Given data:
----------------------------------------
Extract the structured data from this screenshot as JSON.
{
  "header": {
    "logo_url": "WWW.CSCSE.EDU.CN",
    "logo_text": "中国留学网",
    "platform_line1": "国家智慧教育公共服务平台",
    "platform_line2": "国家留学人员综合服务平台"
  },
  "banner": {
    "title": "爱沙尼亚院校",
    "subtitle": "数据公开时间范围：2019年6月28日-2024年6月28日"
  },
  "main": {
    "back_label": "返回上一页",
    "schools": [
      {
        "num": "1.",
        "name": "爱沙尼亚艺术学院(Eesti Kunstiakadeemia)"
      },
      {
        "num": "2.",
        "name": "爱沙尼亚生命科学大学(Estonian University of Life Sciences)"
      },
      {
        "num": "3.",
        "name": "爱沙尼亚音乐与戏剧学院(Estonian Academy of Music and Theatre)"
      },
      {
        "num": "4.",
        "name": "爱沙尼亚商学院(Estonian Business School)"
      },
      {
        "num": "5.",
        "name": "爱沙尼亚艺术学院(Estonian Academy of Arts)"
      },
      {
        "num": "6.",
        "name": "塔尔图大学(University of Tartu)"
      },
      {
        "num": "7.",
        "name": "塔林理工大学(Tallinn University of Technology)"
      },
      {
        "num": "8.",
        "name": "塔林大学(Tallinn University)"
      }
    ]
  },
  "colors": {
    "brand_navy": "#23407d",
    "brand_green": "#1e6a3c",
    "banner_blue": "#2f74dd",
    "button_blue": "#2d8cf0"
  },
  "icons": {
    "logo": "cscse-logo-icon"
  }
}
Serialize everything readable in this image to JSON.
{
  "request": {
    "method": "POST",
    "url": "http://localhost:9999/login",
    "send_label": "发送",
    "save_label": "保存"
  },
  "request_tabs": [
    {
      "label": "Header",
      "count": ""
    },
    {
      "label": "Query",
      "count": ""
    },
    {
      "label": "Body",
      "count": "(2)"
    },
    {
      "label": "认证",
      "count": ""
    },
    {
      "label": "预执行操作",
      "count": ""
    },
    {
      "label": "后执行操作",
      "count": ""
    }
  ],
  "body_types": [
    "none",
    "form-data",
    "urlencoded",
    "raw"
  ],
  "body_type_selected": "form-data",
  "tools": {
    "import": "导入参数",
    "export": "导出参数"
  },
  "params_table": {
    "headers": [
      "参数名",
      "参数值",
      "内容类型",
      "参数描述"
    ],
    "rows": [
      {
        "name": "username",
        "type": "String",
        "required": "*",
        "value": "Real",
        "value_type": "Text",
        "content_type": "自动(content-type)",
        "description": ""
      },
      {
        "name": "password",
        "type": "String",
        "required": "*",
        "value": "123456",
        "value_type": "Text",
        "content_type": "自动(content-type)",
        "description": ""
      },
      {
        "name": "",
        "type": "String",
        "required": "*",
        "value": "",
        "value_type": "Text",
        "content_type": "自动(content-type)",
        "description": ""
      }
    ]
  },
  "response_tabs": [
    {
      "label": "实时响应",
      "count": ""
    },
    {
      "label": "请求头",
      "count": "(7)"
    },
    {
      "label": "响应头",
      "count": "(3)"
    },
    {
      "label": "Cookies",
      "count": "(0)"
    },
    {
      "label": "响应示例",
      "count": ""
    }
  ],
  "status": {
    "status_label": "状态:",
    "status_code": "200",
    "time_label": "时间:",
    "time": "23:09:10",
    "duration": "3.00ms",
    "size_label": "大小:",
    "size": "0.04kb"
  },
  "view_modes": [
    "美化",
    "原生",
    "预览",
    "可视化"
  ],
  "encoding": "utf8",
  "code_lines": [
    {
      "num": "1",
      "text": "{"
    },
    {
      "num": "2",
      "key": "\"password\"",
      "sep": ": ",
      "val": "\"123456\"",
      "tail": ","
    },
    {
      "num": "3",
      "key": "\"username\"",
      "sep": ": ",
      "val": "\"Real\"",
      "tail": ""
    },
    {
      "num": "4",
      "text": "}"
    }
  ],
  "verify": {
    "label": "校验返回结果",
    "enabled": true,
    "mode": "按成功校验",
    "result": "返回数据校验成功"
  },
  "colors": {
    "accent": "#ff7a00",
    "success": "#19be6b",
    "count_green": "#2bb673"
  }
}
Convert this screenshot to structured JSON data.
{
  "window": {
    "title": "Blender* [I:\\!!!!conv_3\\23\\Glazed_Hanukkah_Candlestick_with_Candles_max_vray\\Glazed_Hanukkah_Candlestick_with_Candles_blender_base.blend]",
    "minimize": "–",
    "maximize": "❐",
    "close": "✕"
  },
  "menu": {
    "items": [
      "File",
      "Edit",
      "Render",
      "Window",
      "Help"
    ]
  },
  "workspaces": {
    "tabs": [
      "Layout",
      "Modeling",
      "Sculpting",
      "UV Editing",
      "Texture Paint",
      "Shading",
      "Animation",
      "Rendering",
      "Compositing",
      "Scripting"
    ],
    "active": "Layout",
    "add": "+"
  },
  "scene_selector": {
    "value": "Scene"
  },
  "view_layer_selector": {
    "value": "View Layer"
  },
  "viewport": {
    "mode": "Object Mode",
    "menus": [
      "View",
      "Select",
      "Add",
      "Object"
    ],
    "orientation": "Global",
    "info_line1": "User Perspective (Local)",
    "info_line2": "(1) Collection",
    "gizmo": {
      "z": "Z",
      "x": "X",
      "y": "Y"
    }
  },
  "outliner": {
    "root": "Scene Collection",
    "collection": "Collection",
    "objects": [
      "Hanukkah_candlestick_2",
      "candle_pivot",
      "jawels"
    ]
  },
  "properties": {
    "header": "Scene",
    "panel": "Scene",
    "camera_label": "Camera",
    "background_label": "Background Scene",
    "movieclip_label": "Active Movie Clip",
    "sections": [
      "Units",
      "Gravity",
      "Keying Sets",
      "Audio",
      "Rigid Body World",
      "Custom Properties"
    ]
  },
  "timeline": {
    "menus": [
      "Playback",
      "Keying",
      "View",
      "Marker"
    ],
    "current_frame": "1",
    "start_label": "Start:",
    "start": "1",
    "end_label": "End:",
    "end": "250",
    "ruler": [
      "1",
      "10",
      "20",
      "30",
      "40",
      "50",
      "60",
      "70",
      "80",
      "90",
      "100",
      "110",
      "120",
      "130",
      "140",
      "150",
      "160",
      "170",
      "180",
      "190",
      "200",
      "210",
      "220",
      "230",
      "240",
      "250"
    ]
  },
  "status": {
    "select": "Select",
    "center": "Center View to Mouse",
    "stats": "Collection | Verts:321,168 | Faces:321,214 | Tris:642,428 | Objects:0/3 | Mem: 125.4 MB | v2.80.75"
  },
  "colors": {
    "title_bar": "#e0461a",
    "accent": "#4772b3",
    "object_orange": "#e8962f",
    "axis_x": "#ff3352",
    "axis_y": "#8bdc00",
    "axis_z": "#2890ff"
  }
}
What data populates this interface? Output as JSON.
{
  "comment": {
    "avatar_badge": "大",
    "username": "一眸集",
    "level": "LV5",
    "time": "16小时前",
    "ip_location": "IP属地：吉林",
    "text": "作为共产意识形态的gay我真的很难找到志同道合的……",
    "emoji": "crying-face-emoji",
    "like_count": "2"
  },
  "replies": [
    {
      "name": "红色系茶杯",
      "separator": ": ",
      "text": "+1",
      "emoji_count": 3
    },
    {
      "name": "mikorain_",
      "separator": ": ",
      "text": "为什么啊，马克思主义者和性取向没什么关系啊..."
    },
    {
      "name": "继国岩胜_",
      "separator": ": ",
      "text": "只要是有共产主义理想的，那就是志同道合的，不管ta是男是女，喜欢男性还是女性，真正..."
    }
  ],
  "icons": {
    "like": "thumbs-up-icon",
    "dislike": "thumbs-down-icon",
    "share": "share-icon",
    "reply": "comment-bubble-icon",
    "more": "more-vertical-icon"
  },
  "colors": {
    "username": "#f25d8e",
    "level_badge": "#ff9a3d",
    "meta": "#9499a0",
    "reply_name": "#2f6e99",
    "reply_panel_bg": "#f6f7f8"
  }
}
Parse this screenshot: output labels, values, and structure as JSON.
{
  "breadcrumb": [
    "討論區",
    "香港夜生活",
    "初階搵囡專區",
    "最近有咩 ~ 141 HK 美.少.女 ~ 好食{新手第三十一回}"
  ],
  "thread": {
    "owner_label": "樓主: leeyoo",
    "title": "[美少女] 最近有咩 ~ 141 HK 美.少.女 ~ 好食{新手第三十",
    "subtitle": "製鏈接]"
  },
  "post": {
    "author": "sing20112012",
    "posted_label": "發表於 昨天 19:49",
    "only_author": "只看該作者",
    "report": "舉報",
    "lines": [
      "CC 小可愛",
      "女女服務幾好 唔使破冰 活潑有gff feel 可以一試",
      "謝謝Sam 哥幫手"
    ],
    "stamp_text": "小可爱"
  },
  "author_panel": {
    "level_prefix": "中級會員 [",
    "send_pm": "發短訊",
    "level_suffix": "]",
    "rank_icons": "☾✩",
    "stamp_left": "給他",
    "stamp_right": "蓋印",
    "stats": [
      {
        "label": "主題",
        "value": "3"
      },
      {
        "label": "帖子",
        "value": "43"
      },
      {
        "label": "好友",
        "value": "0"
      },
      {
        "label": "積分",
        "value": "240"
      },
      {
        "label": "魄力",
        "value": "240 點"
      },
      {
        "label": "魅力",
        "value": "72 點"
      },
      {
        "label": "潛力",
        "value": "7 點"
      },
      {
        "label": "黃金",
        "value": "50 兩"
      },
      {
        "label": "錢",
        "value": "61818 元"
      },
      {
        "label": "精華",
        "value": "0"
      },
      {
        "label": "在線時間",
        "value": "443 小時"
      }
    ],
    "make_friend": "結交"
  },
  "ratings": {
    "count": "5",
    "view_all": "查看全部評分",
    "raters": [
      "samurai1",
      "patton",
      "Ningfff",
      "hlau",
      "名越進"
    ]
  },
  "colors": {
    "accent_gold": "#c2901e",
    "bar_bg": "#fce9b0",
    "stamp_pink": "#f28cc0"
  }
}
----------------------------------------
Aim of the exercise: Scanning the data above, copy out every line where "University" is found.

Answer for this exercise:
        "name": "爱沙尼亚生命科学大学(Estonian University of Life Sciences)"
        "name": "塔尔图大学(University of Tartu)"
        "name": "塔林理工大学(Tallinn University of Technology)"
        "name": "塔林大学(Tallinn University)"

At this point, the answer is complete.